- **How to complete this task**
Repeat every line of the material below exactly.

[Input data Boundary: Start]

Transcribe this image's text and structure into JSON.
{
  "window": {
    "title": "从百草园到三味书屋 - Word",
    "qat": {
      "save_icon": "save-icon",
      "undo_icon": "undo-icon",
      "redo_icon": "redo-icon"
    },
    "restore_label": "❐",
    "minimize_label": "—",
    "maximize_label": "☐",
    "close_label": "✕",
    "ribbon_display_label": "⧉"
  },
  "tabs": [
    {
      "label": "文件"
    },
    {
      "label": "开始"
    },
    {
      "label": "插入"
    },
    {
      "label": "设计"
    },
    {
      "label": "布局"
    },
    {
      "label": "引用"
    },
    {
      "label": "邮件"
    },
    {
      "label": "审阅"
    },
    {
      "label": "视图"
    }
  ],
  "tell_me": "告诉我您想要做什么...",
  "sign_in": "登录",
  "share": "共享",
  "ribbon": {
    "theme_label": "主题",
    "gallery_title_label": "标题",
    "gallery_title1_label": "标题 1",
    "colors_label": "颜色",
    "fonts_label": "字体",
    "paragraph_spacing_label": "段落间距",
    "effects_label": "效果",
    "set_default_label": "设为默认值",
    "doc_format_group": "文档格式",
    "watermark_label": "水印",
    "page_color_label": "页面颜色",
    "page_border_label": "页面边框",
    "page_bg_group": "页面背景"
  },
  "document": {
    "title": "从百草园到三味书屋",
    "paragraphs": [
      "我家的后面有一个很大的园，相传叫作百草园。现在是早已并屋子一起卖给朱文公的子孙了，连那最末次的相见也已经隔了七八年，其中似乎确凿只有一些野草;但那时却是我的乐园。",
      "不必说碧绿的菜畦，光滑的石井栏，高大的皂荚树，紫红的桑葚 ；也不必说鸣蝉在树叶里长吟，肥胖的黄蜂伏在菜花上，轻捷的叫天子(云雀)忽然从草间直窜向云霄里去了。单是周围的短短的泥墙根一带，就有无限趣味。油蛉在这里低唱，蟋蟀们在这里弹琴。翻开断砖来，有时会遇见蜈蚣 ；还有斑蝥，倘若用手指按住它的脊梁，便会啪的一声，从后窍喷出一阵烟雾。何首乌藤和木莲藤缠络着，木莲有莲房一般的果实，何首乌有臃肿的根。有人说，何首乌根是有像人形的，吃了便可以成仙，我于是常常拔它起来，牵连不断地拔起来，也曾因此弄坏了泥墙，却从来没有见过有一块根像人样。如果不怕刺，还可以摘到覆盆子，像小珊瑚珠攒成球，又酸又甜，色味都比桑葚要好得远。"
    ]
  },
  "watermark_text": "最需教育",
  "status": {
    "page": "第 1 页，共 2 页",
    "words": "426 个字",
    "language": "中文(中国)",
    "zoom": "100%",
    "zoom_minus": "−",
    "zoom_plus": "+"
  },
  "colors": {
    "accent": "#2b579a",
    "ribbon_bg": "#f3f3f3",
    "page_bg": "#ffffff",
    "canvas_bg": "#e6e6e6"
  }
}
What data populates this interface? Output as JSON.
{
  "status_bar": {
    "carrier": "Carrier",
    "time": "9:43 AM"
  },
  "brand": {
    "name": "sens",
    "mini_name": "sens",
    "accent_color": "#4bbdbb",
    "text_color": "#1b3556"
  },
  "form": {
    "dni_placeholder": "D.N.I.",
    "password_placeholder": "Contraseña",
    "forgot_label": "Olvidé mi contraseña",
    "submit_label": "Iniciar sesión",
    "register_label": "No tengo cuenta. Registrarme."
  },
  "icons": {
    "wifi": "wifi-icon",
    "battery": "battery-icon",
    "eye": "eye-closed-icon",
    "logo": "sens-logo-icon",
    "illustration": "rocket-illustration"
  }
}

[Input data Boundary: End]

- **Response**
Transcribe this image's text and structure into JSON.
{
  "window": {
    "title": "从百草园到三味书屋 - Word",
    "qat": {
      "save_icon": "save-icon",
      "undo_icon": "undo-icon",
      "redo_icon": "redo-icon"
    },
    "restore_label": "❐",
    "minimize_label": "—",
    "maximize_label": "☐",
    "close_label": "✕",
    "ribbon_display_label": "⧉"
  },
  "tabs": [
    {
      "label": "文件"
    },
    {
      "label": "开始"
    },
    {
      "label": "插入"
    },
    {
      "label": "设计"
    },
    {
      "label": "布局"
    },
    {
      "label": "引用"
    },
    {
      "label": "邮件"
    },
    {
      "label": "审阅"
    },
    {
      "label": "视图"
    }
  ],
  "tell_me": "告诉我您想要做什么...",
  "sign_in": "登录",
  "share": "共享",
  "ribbon": {
    "theme_label": "主题",
    "gallery_title_label": "标题",
    "gallery_title1_label": "标题 1",
    "colors_label": "颜色",
    "fonts_label": "字体",
    "paragraph_spacing_label": "段落间距",
    "effects_label": "效果",
    "set_default_label": "设为默认值",
    "doc_format_group": "文档格式",
    "watermark_label": "水印",
    "page_color_label": "页面颜色",
    "page_border_label": "页面边框",
    "page_bg_group": "页面背景"
  },
  "document": {
    "title": "从百草园到三味书屋",
    "paragraphs": [
      "我家的后面有一个很大的园，相传叫作百草园。现在是早已并屋子一起卖给朱文公的子孙了，连那最末次的相见也已经隔了七八年，其中似乎确凿只有一些野草;但那时却是我的乐园。",
      "不必说碧绿的菜畦，光滑的石井栏，高大的皂荚树，紫红的桑葚 ；也不必说鸣蝉在树叶里长吟，肥胖的黄蜂伏在菜花上，轻捷的叫天子(云雀)忽然从草间直窜向云霄里去了。单是周围的短短的泥墙根一带，就有无限趣味。油蛉在这里低唱，蟋蟀们在这里弹琴。翻开断砖来，有时会遇见蜈蚣 ；还有斑蝥，倘若用手指按住它的脊梁，便会啪的一声，从后窍喷出一阵烟雾。何首乌藤和木莲藤缠络着，木莲有莲房一般的果实，何首乌有臃肿的根。有人说，何首乌根是有像人形的，吃了便可以成仙，我于是常常拔它起来，牵连不断地拔起来，也曾因此弄坏了泥墙，却从来没有见过有一块根像人样。如果不怕刺，还可以摘到覆盆子，像小珊瑚珠攒成球，又酸又甜，色味都比桑葚要好得远。"
    ]
  },
  "watermark_text": "最需教育",
  "status": {
    "page": "第 1 页，共 2 页",
    "words": "426 个字",
    "language": "中文(中国)",
    "zoom": "100%",
    "zoom_minus": "−",
    "zoom_plus": "+"
  },
  "colors": {
    "accent": "#2b579a",
    "ribbon_bg": "#f3f3f3",
    "page_bg": "#ffffff",
    "canvas_bg": "#e6e6e6"
  }
}
What data populates this interface? Output as JSON.
{
  "status_bar": {
    "carrier": "Carrier",
    "time": "9:43 AM"
  },
  "brand": {
    "name": "sens",
    "mini_name": "sens",
    "accent_color": "#4bbdbb",
    "text_color": "#1b3556"
  },
  "form": {
    "dni_placeholder": "D.N.I.",
    "password_placeholder": "Contraseña",
    "forgot_label": "Olvidé mi contraseña",
    "submit_label": "Iniciar sesión",
    "register_label": "No tengo cuenta. Registrarme."
  },
  "icons": {
    "wifi": "wifi-icon",
    "battery": "battery-icon",
    "eye": "eye-closed-icon",
    "logo": "sens-logo-icon",
    "illustration": "rocket-illustration"
  }
}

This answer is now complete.